Of course, this genre-busting reality is not totally an invention of our era. Lemay himself notes that his interest in the Baroque has everything to do with the fact that it was the time period when all our modern artistic genres emerged as separate realities along with the artistic dialogue that has defined their reality since.
Hence, understanding Baroque genres and quoting them in enough clarity in a pomo context is an easy way of deconstructing the core idea of genre in full cross-history context, or rather allowing the work to gently deconstruct itself. (This theoretical layering sits in the title of the show: a quote from the writing of John “Ways of Seeing” Berger, a commentator who asserted that Baroque painting was a great leap forward in depicting the hard and fast realities of an increasingly materialistic 17th century world. It doesn’t take too much of a stretch to see how cleanly that great paradigm shift applies to our own object-oriented and complex era.)
While past shows of Lemay’s have riffed off of openly consumer-oriented Baroque traits like the deployment of luxurious draperies and table covers matched by exuberant, overflowing mounds of cut flowers and produce, this particular show sees him playing in a more openly self-referential manner.
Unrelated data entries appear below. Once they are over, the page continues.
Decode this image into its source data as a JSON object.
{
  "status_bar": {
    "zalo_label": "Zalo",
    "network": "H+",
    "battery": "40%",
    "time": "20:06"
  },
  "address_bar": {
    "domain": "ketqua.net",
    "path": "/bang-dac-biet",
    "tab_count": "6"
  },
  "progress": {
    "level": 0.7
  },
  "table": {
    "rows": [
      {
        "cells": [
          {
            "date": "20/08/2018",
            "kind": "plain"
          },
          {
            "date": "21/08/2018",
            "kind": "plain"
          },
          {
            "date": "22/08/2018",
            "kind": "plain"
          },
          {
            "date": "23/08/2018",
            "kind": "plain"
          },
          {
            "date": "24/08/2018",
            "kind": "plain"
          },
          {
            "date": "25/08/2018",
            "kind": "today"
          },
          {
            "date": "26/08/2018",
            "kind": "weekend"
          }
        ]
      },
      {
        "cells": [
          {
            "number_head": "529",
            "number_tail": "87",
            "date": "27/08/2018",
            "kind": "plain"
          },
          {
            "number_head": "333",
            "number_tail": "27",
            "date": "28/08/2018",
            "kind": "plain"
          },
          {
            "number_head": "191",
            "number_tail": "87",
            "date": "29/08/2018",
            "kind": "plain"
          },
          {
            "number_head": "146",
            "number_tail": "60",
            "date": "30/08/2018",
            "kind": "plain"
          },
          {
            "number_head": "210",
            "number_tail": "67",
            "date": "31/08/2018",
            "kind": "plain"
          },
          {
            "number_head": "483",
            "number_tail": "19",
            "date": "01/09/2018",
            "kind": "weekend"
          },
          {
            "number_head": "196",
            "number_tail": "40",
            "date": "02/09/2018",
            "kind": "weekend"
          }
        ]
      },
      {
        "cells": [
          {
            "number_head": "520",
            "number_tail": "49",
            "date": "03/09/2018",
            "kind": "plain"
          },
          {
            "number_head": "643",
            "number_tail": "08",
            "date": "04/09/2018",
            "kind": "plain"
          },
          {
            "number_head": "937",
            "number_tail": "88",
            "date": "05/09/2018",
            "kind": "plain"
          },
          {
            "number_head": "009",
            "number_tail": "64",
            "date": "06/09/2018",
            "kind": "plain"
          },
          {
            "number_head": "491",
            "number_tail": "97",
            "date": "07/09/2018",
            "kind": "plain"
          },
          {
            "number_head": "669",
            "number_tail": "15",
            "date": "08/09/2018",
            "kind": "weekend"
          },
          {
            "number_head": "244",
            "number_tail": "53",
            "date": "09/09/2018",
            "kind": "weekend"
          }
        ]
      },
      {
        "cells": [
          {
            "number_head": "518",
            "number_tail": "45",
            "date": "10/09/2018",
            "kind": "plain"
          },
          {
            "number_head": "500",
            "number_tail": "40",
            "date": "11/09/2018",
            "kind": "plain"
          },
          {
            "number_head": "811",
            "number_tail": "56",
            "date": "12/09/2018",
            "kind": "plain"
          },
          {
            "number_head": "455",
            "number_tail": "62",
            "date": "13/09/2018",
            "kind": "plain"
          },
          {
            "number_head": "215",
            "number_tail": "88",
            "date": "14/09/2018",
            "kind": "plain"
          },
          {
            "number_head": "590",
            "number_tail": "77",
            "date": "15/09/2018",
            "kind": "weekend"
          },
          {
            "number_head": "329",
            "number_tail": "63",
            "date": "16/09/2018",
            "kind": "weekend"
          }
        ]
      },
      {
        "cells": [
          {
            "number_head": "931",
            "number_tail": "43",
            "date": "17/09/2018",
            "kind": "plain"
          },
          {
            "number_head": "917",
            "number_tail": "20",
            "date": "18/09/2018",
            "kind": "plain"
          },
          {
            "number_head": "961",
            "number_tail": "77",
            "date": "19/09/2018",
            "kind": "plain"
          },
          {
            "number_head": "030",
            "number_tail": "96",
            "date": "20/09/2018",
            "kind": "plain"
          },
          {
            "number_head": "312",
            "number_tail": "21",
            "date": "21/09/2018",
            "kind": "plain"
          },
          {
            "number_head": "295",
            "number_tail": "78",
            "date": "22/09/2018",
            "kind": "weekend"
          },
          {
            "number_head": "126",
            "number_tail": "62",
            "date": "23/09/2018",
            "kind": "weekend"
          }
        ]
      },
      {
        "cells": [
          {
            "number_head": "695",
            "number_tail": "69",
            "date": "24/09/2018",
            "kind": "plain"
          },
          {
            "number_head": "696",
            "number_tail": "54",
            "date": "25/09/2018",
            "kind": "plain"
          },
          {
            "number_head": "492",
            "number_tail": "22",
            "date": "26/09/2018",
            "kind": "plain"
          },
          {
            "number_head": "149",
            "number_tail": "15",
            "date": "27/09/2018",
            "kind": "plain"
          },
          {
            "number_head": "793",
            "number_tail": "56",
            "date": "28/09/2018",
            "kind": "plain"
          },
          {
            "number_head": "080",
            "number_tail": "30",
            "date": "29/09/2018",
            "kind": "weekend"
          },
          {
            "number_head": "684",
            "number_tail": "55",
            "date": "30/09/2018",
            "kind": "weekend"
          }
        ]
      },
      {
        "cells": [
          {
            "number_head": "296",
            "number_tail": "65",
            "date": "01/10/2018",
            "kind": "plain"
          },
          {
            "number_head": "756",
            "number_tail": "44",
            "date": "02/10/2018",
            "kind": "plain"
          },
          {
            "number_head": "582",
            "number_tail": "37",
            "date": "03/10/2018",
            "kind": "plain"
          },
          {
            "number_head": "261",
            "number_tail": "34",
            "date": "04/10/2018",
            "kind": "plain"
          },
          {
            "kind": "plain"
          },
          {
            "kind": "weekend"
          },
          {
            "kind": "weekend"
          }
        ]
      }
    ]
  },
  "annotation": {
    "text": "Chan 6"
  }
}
These are far more ‘dramatic’ works boasting simple arrangements of dramatically lit flowers, vases and fruit on stark brown-black backgrounds. The effect is as if the objects were being lit in an artificial black-box theatre fashion, creating work-aware-of-being-work (after all, what is more ‘staged’ than a still life) that revels in its modern esthetic owing as much to contemporary photography and fancy design magazines as early Spanish still-life artists.
These stark and pared-down compositions — some with only a single blossom — also embrace the self-awareness of spirituality, aiming both for the ideal of Zen simplicity and controlled contemplation as it does the more Christian-friendly concept of the religious altar-piece and the deep western interconnections between theatre, visual art and religion. (Again, connections that just wait to be plucked from the work rather than being forced into being: Lemay’s work while endlessly eloquent pointedly skirts the didactic.)
Lastly, Lemay openly addresses the postmodern in a newish array of highly contemporary fragmented images he calls the "Matrix" series: simple still-life compositions of flowers or fruit daringly (for him) broken up over six to 12 smaller canvases. This process calls attention to the painterly reality of the work by eschewing any easy naturalism and allows more-abstract-than-not effects (Lemay opens up the work to maximum viewer participation by inviting the future owners of the work to experiment with different hanging arrays).
Ultimately all still lifes, heck all art, is created in the viewer’s mind, an issue Lemay forces — in his typically low-key fashion — with these Matrix works. Truly this underlines both his radical openness vis-a-vis influences as well as demonstrating his ever-growing self-confidence as an artist.